Instructions for the task:
Below is a set of records; restate each one word for word.

[Data records]
· · · · ·

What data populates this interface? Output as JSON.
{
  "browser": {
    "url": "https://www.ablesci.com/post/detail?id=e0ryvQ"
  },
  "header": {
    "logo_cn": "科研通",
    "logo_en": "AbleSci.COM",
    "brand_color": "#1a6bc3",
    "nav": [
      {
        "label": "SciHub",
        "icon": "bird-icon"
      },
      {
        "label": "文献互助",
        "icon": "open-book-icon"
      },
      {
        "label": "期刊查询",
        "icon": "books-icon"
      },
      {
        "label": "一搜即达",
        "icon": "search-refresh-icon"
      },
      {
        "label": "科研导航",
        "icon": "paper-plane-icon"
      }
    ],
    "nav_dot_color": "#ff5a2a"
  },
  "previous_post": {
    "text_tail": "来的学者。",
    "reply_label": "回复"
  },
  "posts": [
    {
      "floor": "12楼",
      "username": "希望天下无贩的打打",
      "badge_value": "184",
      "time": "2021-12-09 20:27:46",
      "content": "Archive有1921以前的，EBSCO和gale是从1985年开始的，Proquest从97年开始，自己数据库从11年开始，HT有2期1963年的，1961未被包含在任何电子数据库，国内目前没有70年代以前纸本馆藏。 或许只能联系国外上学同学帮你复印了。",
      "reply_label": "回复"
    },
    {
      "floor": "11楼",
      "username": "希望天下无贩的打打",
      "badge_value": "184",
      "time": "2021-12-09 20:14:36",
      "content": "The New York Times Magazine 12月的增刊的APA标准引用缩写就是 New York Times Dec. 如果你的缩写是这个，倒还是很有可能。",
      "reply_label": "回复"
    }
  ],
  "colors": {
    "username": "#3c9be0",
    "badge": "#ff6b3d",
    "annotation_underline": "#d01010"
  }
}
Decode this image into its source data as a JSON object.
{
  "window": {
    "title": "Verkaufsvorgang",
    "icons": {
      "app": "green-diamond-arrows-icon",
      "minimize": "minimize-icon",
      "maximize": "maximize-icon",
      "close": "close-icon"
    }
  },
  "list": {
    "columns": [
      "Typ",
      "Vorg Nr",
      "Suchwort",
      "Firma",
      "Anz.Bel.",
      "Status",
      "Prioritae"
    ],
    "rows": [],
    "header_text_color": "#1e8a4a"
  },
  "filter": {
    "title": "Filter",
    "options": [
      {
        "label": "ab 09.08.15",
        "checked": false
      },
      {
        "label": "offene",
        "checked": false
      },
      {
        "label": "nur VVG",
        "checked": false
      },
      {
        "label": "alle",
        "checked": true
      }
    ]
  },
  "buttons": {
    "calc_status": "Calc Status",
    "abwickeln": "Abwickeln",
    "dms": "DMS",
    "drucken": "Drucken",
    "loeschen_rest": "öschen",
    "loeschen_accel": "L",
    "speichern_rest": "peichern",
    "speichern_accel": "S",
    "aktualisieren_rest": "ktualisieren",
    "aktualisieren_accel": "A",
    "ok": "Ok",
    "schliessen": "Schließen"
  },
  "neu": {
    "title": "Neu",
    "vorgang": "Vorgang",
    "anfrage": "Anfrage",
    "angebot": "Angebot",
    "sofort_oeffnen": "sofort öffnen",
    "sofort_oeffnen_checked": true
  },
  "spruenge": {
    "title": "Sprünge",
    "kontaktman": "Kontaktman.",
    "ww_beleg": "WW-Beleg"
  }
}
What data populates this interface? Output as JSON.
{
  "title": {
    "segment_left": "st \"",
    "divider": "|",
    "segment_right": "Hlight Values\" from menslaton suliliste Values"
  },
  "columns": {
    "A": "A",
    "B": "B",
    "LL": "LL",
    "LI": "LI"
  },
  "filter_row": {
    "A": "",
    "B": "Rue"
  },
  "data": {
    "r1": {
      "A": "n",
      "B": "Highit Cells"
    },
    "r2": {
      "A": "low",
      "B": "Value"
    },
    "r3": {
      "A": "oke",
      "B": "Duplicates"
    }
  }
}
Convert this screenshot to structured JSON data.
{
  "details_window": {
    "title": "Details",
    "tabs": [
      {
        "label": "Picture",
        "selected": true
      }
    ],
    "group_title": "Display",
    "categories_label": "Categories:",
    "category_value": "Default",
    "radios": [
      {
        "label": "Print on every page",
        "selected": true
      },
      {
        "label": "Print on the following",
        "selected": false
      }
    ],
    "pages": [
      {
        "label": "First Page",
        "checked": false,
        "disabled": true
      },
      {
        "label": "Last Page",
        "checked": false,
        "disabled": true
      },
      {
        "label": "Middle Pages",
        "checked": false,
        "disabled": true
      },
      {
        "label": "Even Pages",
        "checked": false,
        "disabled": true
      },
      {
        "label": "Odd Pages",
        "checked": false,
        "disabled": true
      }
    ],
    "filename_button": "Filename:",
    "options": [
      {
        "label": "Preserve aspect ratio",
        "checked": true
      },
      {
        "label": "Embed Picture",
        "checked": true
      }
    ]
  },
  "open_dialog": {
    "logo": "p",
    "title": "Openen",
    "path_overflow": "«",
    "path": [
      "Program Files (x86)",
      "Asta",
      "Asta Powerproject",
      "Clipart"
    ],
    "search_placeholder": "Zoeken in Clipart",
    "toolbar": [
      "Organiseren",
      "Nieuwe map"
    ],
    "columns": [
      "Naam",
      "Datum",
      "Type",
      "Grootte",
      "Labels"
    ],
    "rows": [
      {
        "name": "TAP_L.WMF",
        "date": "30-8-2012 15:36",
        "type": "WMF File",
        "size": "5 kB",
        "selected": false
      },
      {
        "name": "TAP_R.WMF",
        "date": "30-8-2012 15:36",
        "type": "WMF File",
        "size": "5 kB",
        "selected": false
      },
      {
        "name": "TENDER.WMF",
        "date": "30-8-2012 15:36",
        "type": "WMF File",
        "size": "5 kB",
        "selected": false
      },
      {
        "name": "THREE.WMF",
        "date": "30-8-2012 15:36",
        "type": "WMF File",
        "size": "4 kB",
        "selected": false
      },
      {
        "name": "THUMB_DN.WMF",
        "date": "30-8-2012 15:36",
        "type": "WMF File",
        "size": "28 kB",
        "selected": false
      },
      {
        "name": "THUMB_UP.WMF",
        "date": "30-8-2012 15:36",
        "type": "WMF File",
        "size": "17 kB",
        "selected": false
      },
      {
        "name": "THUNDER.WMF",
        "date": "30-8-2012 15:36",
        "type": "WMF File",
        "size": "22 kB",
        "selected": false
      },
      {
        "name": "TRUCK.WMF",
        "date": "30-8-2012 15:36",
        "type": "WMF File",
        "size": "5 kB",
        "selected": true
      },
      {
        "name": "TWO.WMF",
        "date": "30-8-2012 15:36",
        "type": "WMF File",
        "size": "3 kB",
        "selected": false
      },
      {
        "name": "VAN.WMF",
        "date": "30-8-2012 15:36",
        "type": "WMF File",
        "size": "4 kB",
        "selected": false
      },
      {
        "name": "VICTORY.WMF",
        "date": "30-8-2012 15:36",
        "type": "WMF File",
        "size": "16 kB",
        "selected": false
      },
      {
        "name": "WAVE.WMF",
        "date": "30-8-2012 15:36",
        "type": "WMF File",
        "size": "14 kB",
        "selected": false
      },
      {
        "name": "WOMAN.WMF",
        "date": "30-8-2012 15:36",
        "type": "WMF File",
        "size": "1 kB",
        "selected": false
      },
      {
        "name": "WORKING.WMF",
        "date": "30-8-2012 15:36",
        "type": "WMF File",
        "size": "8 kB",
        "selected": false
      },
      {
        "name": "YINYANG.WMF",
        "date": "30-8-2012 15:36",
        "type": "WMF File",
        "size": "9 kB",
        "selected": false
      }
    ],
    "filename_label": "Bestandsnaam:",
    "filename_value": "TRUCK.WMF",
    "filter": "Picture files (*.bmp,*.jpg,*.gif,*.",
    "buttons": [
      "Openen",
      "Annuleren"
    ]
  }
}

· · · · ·

Reply:
What data populates this interface? Output as JSON.
{
  "browser": {
    "url": "https://www.ablesci.com/post/detail?id=e0ryvQ"
  },
  "header": {
    "logo_cn": "科研通",
    "logo_en": "AbleSci.COM",
    "brand_color": "#1a6bc3",
    "nav": [
      {
        "label": "SciHub",
        "icon": "bird-icon"
      },
      {
        "label": "文献互助",
        "icon": "open-book-icon"
      },
      {
        "label": "期刊查询",
        "icon": "books-icon"
      },
      {
        "label": "一搜即达",
        "icon": "search-refresh-icon"
      },
      {
        "label": "科研导航",
        "icon": "paper-plane-icon"
      }
    ],
    "nav_dot_color": "#ff5a2a"
  },
  "previous_post": {
    "text_tail": "来的学者。",
    "reply_label": "回复"
  },
  "posts": [
    {
      "floor": "12楼",
      "username": "希望天下无贩的打打",
      "badge_value": "184",
      "time": "2021-12-09 20:27:46",
      "content": "Archive有1921以前的，EBSCO和gale是从1985年开始的，Proquest从97年开始，自己数据库从11年开始，HT有2期1963年的，1961未被包含在任何电子数据库，国内目前没有70年代以前纸本馆藏。 或许只能联系国外上学同学帮你复印了。",
      "reply_label": "回复"
    },
    {
      "floor": "11楼",
      "username": "希望天下无贩的打打",
      "badge_value": "184",
      "time": "2021-12-09 20:14:36",
      "content": "The New York Times Magazine 12月的增刊的APA标准引用缩写就是 New York Times Dec. 如果你的缩写是这个，倒还是很有可能。",
      "reply_label": "回复"
    }
  ],
  "colors": {
    "username": "#3c9be0",
    "badge": "#ff6b3d",
    "annotation_underline": "#d01010"
  }
}
Decode this image into its source data as a JSON object.
{
  "window": {
    "title": "Verkaufsvorgang",
    "icons": {
      "app": "green-diamond-arrows-icon",
      "minimize": "minimize-icon",
      "maximize": "maximize-icon",
      "close": "close-icon"
    }
  },
  "list": {
    "columns": [
      "Typ",
      "Vorg Nr",
      "Suchwort",
      "Firma",
      "Anz.Bel.",
      "Status",
      "Prioritae"
    ],
    "rows": [],
    "header_text_color": "#1e8a4a"
  },
  "filter": {
    "title": "Filter",
    "options": [
      {
        "label": "ab 09.08.15",
        "checked": false
      },
      {
        "label": "offene",
        "checked": false
      },
      {
        "label": "nur VVG",
        "checked": false
      },
      {
        "label": "alle",
        "checked": true
      }
    ]
  },
  "buttons": {
    "calc_status": "Calc Status",
    "abwickeln": "Abwickeln",
    "dms": "DMS",
    "drucken": "Drucken",
    "loeschen_rest": "öschen",
    "loeschen_accel": "L",
    "speichern_rest": "peichern",
    "speichern_accel": "S",
    "aktualisieren_rest": "ktualisieren",
    "aktualisieren_accel": "A",
    "ok": "Ok",
    "schliessen": "Schließen"
  },
  "neu": {
    "title": "Neu",
    "vorgang": "Vorgang",
    "anfrage": "Anfrage",
    "angebot": "Angebot",
    "sofort_oeffnen": "sofort öffnen",
    "sofort_oeffnen_checked": true
  },
  "spruenge": {
    "title": "Sprünge",
    "kontaktman": "Kontaktman.",
    "ww_beleg": "WW-Beleg"
  }
}
What data populates this interface? Output as JSON.
{
  "title": {
    "segment_left": "st \"",
    "divider": "|",
    "segment_right": "Hlight Values\" from menslaton suliliste Values"
  },
  "columns": {
    "A": "A",
    "B": "B",
    "LL": "LL",
    "LI": "LI"
  },
  "filter_row": {
    "A": "",
    "B": "Rue"
  },
  "data": {
    "r1": {
      "A": "n",
      "B": "Highit Cells"
    },
    "r2": {
      "A": "low",
      "B": "Value"
    },
    "r3": {
      "A": "oke",
      "B": "Duplicates"
    }
  }
}
Convert this screenshot to structured JSON data.
{
  "details_window": {
    "title": "Details",
    "tabs": [
      {
        "label": "Picture",
        "selected": true
      }
    ],
    "group_title": "Display",
    "categories_label": "Categories:",
    "category_value": "Default",
    "radios": [
      {
        "label": "Print on every page",
        "selected": true
      },
      {
        "label": "Print on the following",
        "selected": false
      }
    ],
    "pages": [
      {
        "label": "First Page",
        "checked": false,
        "disabled": true
      },
      {
        "label": "Last Page",
        "checked": false,
        "disabled": true
      },
      {
        "label": "Middle Pages",
        "checked": false,
        "disabled": true
      },
      {
        "label": "Even Pages",
        "checked": false,
        "disabled": true
      },
      {
        "label": "Odd Pages",
        "checked": false,
        "disabled": true
      }
    ],
    "filename_button": "Filename:",
    "options": [
      {
        "label": "Preserve aspect ratio",
        "checked": true
      },
      {
        "label": "Embed Picture",
        "checked": true
      }
    ]
  },
  "open_dialog": {
    "logo": "p",
    "title": "Openen",
    "path_overflow": "«",
    "path": [
      "Program Files (x86)",
      "Asta",
      "Asta Powerproject",
      "Clipart"
    ],
    "search_placeholder": "Zoeken in Clipart",
    "toolbar": [
      "Organiseren",
      "Nieuwe map"
    ],
    "columns": [
      "Naam",
      "Datum",
      "Type",
      "Grootte",
      "Labels"
    ],
    "rows": [
      {
        "name": "TAP_L.WMF",
        "date": "30-8-2012 15:36",
        "type": "WMF File",
        "size": "5 kB",
        "selected": false
      },
      {
        "name": "TAP_R.WMF",
        "date": "30-8-2012 15:36",
        "type": "WMF File",
        "size": "5 kB",
        "selected": false
      },
      {
        "name": "TENDER.WMF",
        "date": "30-8-2012 15:36",
        "type": "WMF File",
        "size": "5 kB",
        "selected": false
      },
      {
        "name": "THREE.WMF",
        "date": "30-8-2012 15:36",
        "type": "WMF File",
        "size": "4 kB",
        "selected": false
      },
      {
        "name": "THUMB_DN.WMF",
        "date": "30-8-2012 15:36",
        "type": "WMF File",
        "size": "28 kB",
        "selected": false
      },
      {
        "name": "THUMB_UP.WMF",
        "date": "30-8-2012 15:36",
        "type": "WMF File",
        "size": "17 kB",
        "selected": false
      },
      {
        "name": "THUNDER.WMF",
        "date": "30-8-2012 15:36",
        "type": "WMF File",
        "size": "22 kB",
        "selected": false
      },
      {
        "name": "TRUCK.WMF",
        "date": "30-8-2012 15:36",
        "type": "WMF File",
        "size": "5 kB",
        "selected": true
      },
      {
        "name": "TWO.WMF",
        "date": "30-8-2012 15:36",
        "type": "WMF File",
        "size": "3 kB",
        "selected": false
      },
      {
        "name": "VAN.WMF",
        "date": "30-8-2012 15:36",
        "type": "WMF File",
        "size": "4 kB",
        "selected": false
      },
      {
        "name": "VICTORY.WMF",
        "date": "30-8-2012 15:36",
        "type": "WMF File",
        "size": "16 kB",
        "selected": false
      },
      {
        "name": "WAVE.WMF",
        "date": "30-8-2012 15:36",
        "type": "WMF File",
        "size": "14 kB",
        "selected": false
      },
      {
        "name": "WOMAN.WMF",
        "date": "30-8-2012 15:36",
        "type": "WMF File",
        "size": "1 kB",
        "selected": false
      },
      {
        "name": "WORKING.WMF",
        "date": "30-8-2012 15:36",
        "type": "WMF File",
        "size": "8 kB",
        "selected": false
      },
      {
        "name": "YINYANG.WMF",
        "date": "30-8-2012 15:36",
        "type": "WMF File",
        "size": "9 kB",
        "selected": false
      }
    ],
    "filename_label": "Bestandsnaam:",
    "filename_value": "TRUCK.WMF",
    "filter": "Picture files (*.bmp,*.jpg,*.gif,*.",
    "buttons": [
      "Openen",
      "Annuleren"
    ]
  }
}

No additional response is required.